Work to be completed:
Reproduce the entries that follow precisely, setting aside any images.

Excerpts from a dataset:
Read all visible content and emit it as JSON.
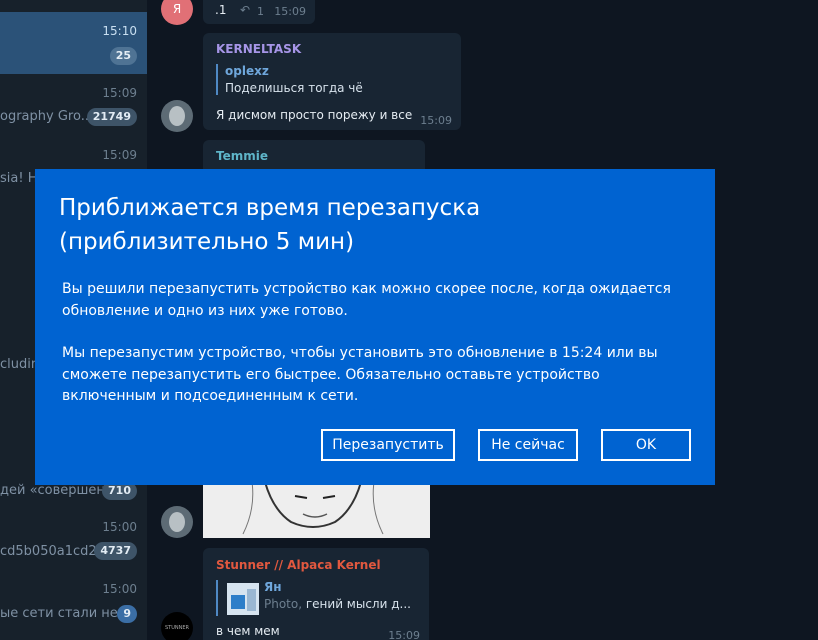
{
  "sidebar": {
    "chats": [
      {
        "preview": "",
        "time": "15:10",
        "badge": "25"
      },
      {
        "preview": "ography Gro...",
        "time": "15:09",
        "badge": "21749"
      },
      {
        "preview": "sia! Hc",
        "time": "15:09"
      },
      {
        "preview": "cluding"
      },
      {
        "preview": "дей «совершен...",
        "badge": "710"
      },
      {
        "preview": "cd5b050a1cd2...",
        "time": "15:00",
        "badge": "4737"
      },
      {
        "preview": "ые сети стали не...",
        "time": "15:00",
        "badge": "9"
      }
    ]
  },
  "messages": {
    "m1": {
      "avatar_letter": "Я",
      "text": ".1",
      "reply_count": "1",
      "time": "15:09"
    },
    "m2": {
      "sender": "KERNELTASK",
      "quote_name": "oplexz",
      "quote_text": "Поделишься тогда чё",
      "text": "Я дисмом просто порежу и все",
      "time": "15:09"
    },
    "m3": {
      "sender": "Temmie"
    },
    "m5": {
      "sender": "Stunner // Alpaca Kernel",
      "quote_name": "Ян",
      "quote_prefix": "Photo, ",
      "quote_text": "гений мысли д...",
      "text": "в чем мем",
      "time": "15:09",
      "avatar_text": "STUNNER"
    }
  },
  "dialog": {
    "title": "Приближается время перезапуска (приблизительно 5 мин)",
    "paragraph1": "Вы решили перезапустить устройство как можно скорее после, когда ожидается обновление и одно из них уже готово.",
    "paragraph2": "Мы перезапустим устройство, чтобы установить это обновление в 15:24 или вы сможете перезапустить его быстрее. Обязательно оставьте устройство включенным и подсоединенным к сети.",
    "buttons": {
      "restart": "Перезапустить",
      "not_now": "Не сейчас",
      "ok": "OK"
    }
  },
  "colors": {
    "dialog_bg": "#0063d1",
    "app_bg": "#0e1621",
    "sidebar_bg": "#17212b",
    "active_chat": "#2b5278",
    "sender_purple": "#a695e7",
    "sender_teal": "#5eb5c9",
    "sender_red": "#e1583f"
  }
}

Response to this task:
Read all visible content and emit it as JSON.
{
  "sidebar": {
    "chats": [
      {
        "preview": "",
        "time": "15:10",
        "badge": "25"
      },
      {
        "preview": "ography Gro...",
        "time": "15:09",
        "badge": "21749"
      },
      {
        "preview": "sia! Hc",
        "time": "15:09"
      },
      {
        "preview": "cluding"
      },
      {
        "preview": "дей «совершен...",
        "badge": "710"
      },
      {
        "preview": "cd5b050a1cd2...",
        "time": "15:00",
        "badge": "4737"
      },
      {
        "preview": "ые сети стали не...",
        "time": "15:00",
        "badge": "9"
      }
    ]
  },
  "messages": {
    "m1": {
      "avatar_letter": "Я",
      "text": ".1",
      "reply_count": "1",
      "time": "15:09"
    },
    "m2": {
      "sender": "KERNELTASK",
      "quote_name": "oplexz",
      "quote_text": "Поделишься тогда чё",
      "text": "Я дисмом просто порежу и все",
      "time": "15:09"
    },
    "m3": {
      "sender": "Temmie"
    },
    "m5": {
      "sender": "Stunner // Alpaca Kernel",
      "quote_name": "Ян",
      "quote_prefix": "Photo, ",
      "quote_text": "гений мысли д...",
      "text": "в чем мем",
      "time": "15:09",
      "avatar_text": "STUNNER"
    }
  },
  "dialog": {
    "title": "Приближается время перезапуска (приблизительно 5 мин)",
    "paragraph1": "Вы решили перезапустить устройство как можно скорее после, когда ожидается обновление и одно из них уже готово.",
    "paragraph2": "Мы перезапустим устройство, чтобы установить это обновление в 15:24 или вы сможете перезапустить его быстрее. Обязательно оставьте устройство включенным и подсоединенным к сети.",
    "buttons": {
      "restart": "Перезапустить",
      "not_now": "Не сейчас",
      "ok": "OK"
    }
  },
  "colors": {
    "dialog_bg": "#0063d1",
    "app_bg": "#0e1621",
    "sidebar_bg": "#17212b",
    "active_chat": "#2b5278",
    "sender_purple": "#a695e7",
    "sender_teal": "#5eb5c9",
    "sender_red": "#e1583f"
  }
}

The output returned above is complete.